» Input records:
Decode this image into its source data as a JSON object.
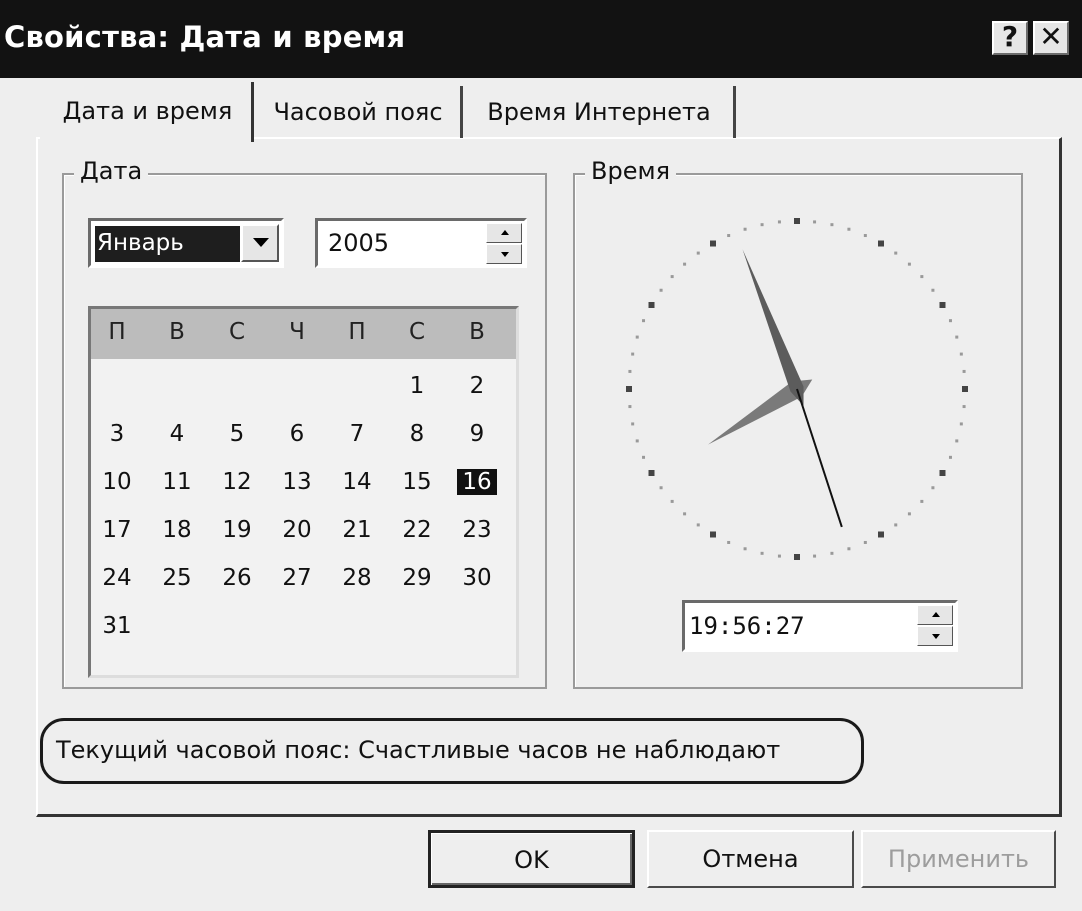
{
  "window": {
    "title": "Свойства: Дата и время",
    "help_glyph": "?",
    "close_glyph": "✕"
  },
  "tabs": [
    {
      "label": "Дата и время",
      "selected": true
    },
    {
      "label": "Часовой пояс",
      "selected": false
    },
    {
      "label": "Время Интернета",
      "selected": false
    }
  ],
  "date": {
    "group_label": "Дата",
    "month": "Январь",
    "year": "2005",
    "weekdays": [
      "П",
      "В",
      "С",
      "Ч",
      "П",
      "С",
      "В"
    ],
    "weeks": [
      [
        "",
        "",
        "",
        "",
        "",
        "1",
        "2"
      ],
      [
        "3",
        "4",
        "5",
        "6",
        "7",
        "8",
        "9"
      ],
      [
        "10",
        "11",
        "12",
        "13",
        "14",
        "15",
        "16"
      ],
      [
        "17",
        "18",
        "19",
        "20",
        "21",
        "22",
        "23"
      ],
      [
        "24",
        "25",
        "26",
        "27",
        "28",
        "29",
        "30"
      ],
      [
        "31",
        "",
        "",
        "",
        "",
        "",
        ""
      ]
    ],
    "selected_day": "16"
  },
  "time": {
    "group_label": "Время",
    "value": "19:56:27"
  },
  "timezone_note": "Текущий часовой пояс: Счастливые часов не наблюдают",
  "buttons": {
    "ok": "OK",
    "cancel": "Отмена",
    "apply": "Применить"
  },
  "icons": {
    "dropdown": "chevron-down-icon",
    "spin_up": "spin-up-icon",
    "spin_down": "spin-down-icon"
  }
}
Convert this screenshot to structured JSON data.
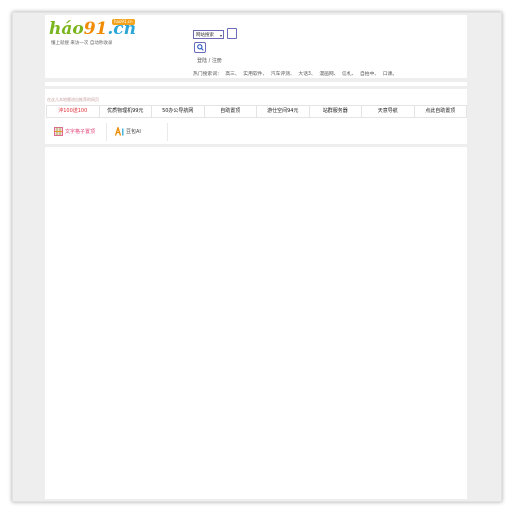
{
  "logo": {
    "hao": "háo",
    "num": "91",
    "cn": ".cn",
    "badge": "hao91.cn",
    "slogan": "懂上就搜  来访一次  自动秒收录"
  },
  "search": {
    "select_value": "网站搜索",
    "button_icon": "search-icon"
  },
  "auth": {
    "login": "登陆",
    "separator": " / ",
    "register": "注册"
  },
  "hot": {
    "label": "热门搜索词：",
    "words": [
      "高三、",
      "实用软件、",
      "汽车评测、",
      "大话3、",
      "漫画网、",
      "信札、",
      "自拍中、",
      "口课。"
    ]
  },
  "notice": "在这儿本地搬进自推荐的网页",
  "links": [
    {
      "label": "沖100送100",
      "highlight": true
    },
    {
      "label": "优质物理机99元",
      "highlight": false
    },
    {
      "label": "50办公导航网",
      "highlight": false
    },
    {
      "label": "自助置顶",
      "highlight": false
    },
    {
      "label": "游仕空间94元",
      "highlight": false
    },
    {
      "label": "站群服务器",
      "highlight": false
    },
    {
      "label": "天意导航",
      "highlight": false
    },
    {
      "label": "点此自助置顶",
      "highlight": false
    }
  ],
  "apps": [
    {
      "label": "文字格子置顶",
      "icon": "grid-icon",
      "color": "#e0457a"
    },
    {
      "label": "豆包AI",
      "icon": "ai-icon",
      "color": "#444444"
    }
  ]
}
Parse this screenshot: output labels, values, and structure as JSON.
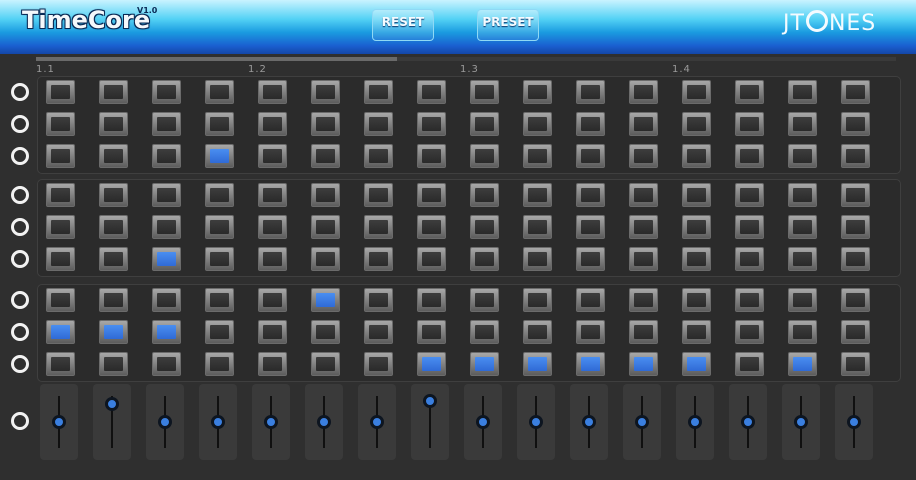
{
  "header": {
    "logo": "TimeCore",
    "version": "V1.0",
    "reset_label": "RESET",
    "preset_label": "PRESET",
    "brand_start": "JT",
    "brand_end": "NES"
  },
  "beats": [
    "1.1",
    "1.2",
    "1.3",
    "1.4"
  ],
  "playback_progress": 0.42,
  "colors": {
    "pad_on": "#3b7de6",
    "header_top": "#c9f3ff",
    "header_bottom": "#1446a8",
    "background": "#2f2f2f"
  },
  "grid": {
    "groups": 3,
    "rows_per_group": 3,
    "steps": 16,
    "active": [
      [
        [],
        [],
        [
          3
        ]
      ],
      [
        [],
        [],
        [
          2
        ]
      ],
      [
        [
          5
        ],
        [
          0,
          1,
          2
        ],
        [
          7,
          8,
          9,
          10,
          11,
          12,
          14
        ]
      ]
    ]
  },
  "sliders": {
    "count": 16,
    "values": [
      0.5,
      0.85,
      0.5,
      0.5,
      0.5,
      0.5,
      0.5,
      0.9,
      0.5,
      0.5,
      0.5,
      0.5,
      0.5,
      0.5,
      0.5,
      0.5
    ]
  }
}
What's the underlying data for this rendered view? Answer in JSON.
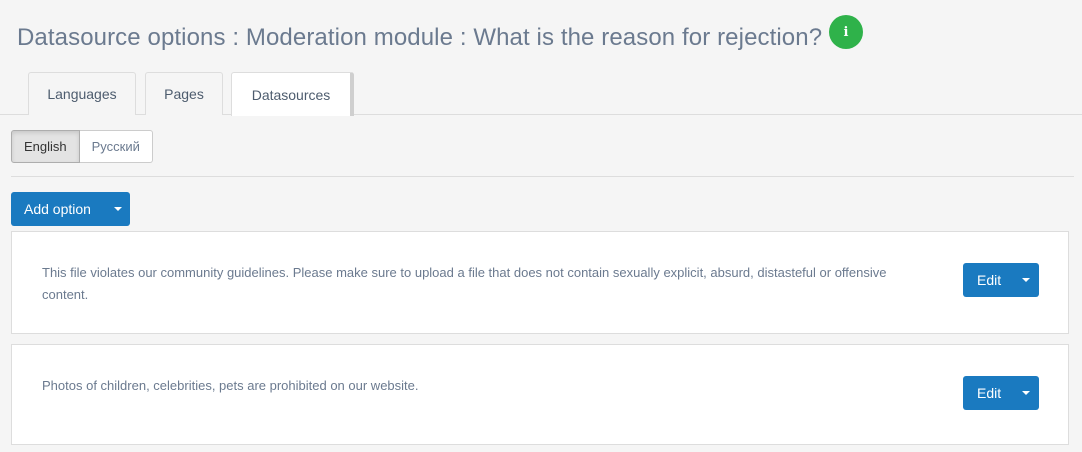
{
  "header": {
    "title": "Datasource options : Moderation module : What is the reason for rejection?",
    "info_icon": "i",
    "info_icon_name": "info-icon",
    "info_color": "#2fb24a"
  },
  "tabs": [
    {
      "label": "Languages",
      "active": false
    },
    {
      "label": "Pages",
      "active": false
    },
    {
      "label": "Datasources",
      "active": true
    }
  ],
  "languages": {
    "options": [
      {
        "label": "English",
        "selected": true
      },
      {
        "label": "Русский",
        "selected": false
      }
    ]
  },
  "toolbar": {
    "add_option_label": "Add option",
    "accent": "#1a7ac0"
  },
  "options": [
    {
      "text": "This file violates our community guidelines. Please make sure to upload a file that does not contain sexually explicit, absurd, distasteful or offensive content.",
      "edit_label": "Edit"
    },
    {
      "text": "Photos of children, celebrities, pets are prohibited on our website.",
      "edit_label": "Edit"
    }
  ]
}
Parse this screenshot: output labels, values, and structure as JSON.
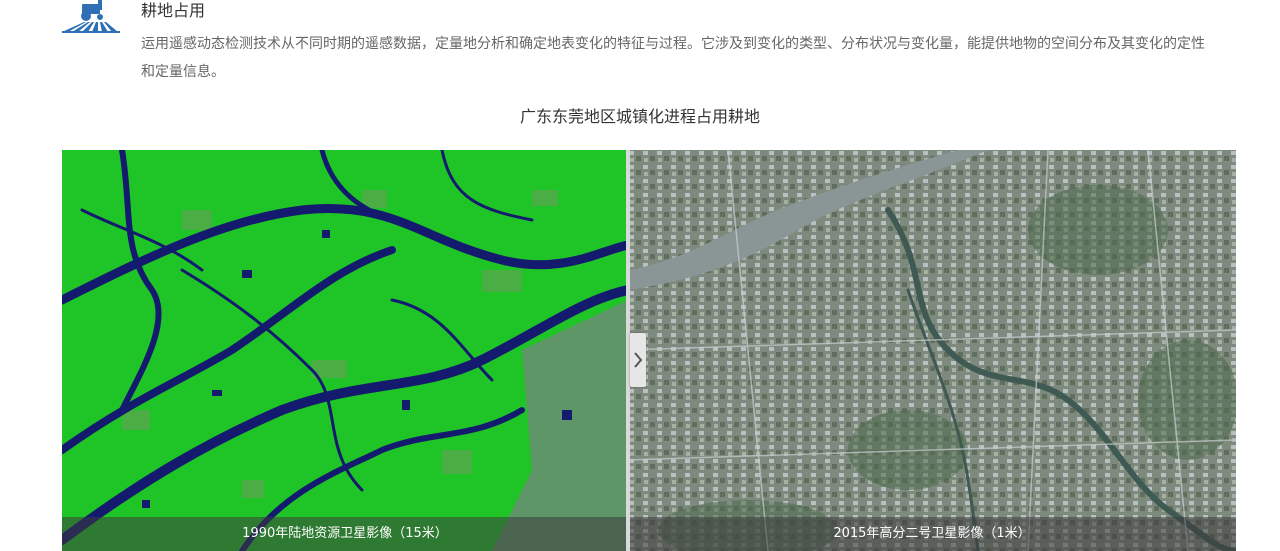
{
  "section": {
    "title": "耕地占用",
    "description": "运用遥感动态检测技术从不同时期的遥感数据，定量地分析和确定地表变化的特征与过程。它涉及到变化的类型、分布状况与变化量，能提供地物的空间分布及其变化的定性和定量信息。",
    "icon": "farmland-tractor-icon",
    "icon_color": "#2f6fb5"
  },
  "comparison": {
    "title": "广东东莞地区城镇化进程占用耕地",
    "left_caption": "1990年陆地资源卫星影像（15米）",
    "right_caption": "2015年高分二号卫星影像（1米）",
    "handle_icon": "chevron-right-icon",
    "colors": {
      "left_vegetation": "#1fc526",
      "left_water": "#141a6e",
      "right_urban": "#7e8a7e",
      "right_river": "#8a9696"
    }
  }
}
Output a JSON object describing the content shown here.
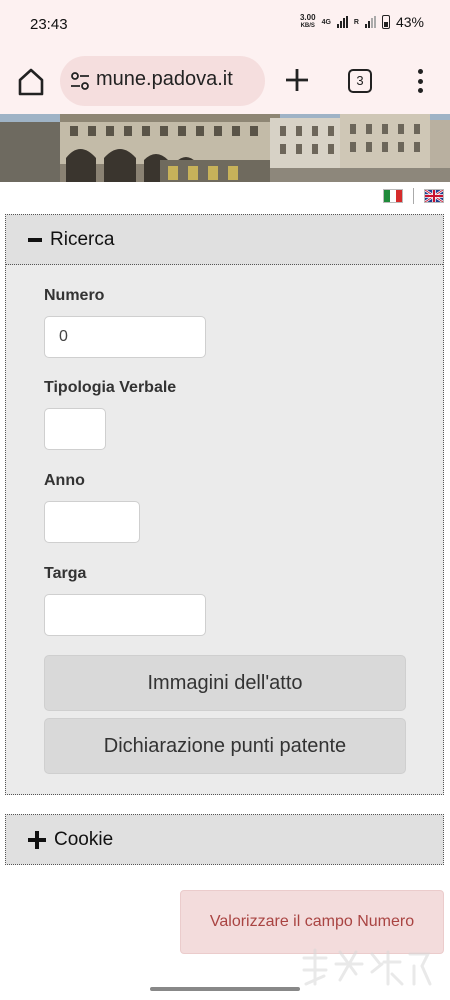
{
  "status_bar": {
    "time": "23:43",
    "net_speed_value": "3.00",
    "net_speed_unit": "KB/S",
    "network_type": "4G",
    "roaming": "R",
    "battery_percent": "43%"
  },
  "browser": {
    "url": "mune.padova.it",
    "tab_count": "3",
    "icons": [
      "home-icon",
      "tune-icon",
      "new-tab-icon",
      "tab-switcher-icon",
      "more-vert-icon"
    ]
  },
  "languages": [
    "italian-flag",
    "english-flag"
  ],
  "ricerca": {
    "title": "Ricerca",
    "fields": {
      "numero": {
        "label": "Numero",
        "value": "0"
      },
      "tipologia": {
        "label": "Tipologia Verbale",
        "value": ""
      },
      "anno": {
        "label": "Anno",
        "value": ""
      },
      "targa": {
        "label": "Targa",
        "value": ""
      }
    },
    "buttons": {
      "immagini": "Immagini dell'atto",
      "dichiarazione": "Dichiarazione punti patente"
    }
  },
  "cookie": {
    "title": "Cookie"
  },
  "alert": {
    "message": "Valorizzare il campo Numero"
  },
  "colors": {
    "chrome_bg": "#fdf1f1",
    "url_pill": "#f5dede",
    "panel_bg": "#ebebeb",
    "alert_bg": "#f3dcdc",
    "alert_text": "#a94442"
  }
}
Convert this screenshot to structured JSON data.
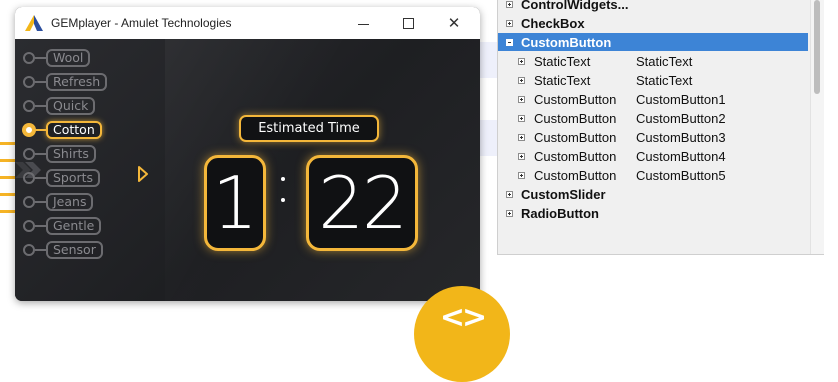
{
  "window": {
    "title": "GEMplayer - Amulet Technologies",
    "controls": {
      "minimize": "minimize",
      "maximize": "maximize",
      "close": "✕"
    }
  },
  "cycles": [
    "Wool",
    "Refresh",
    "Quick",
    "Cotton",
    "Shirts",
    "Sports",
    "Jeans",
    "Gentle",
    "Sensor"
  ],
  "selected_cycle": "Cotton",
  "timer": {
    "label": "Estimated Time",
    "minutes": "1",
    "seconds": "22"
  },
  "tree": {
    "rows_top": [
      {
        "label": "ControlWidgets..."
      },
      {
        "label": "CheckBox"
      },
      {
        "label": "CustomButton"
      }
    ],
    "children": [
      {
        "type": "StaticText",
        "name": "StaticText"
      },
      {
        "type": "StaticText",
        "name": "StaticText"
      },
      {
        "type": "CustomButton",
        "name": "CustomButton1"
      },
      {
        "type": "CustomButton",
        "name": "CustomButton2"
      },
      {
        "type": "CustomButton",
        "name": "CustomButton3"
      },
      {
        "type": "CustomButton",
        "name": "CustomButton4"
      },
      {
        "type": "CustomButton",
        "name": "CustomButton5"
      }
    ],
    "rows_bottom": [
      {
        "label": "CustomSlider"
      },
      {
        "label": "RadioButton"
      }
    ]
  },
  "badge": {
    "symbol": "<>"
  },
  "colors": {
    "accent": "#f4b73a",
    "selection": "#3d84d6",
    "badge": "#f2b619"
  }
}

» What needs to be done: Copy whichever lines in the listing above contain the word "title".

» Written solution:
    "title": "Свойства: Дата и время",
    "title": "Datasource options : Moderation module : What is the reason for rejection?",
    "title": "耕地占用",
    "title": "广东东莞地区城镇化进程占用耕地",
    "title": "Ricerca",
    "title": "Cookie"
    "title": "GEMplayer - Amulet Technologies",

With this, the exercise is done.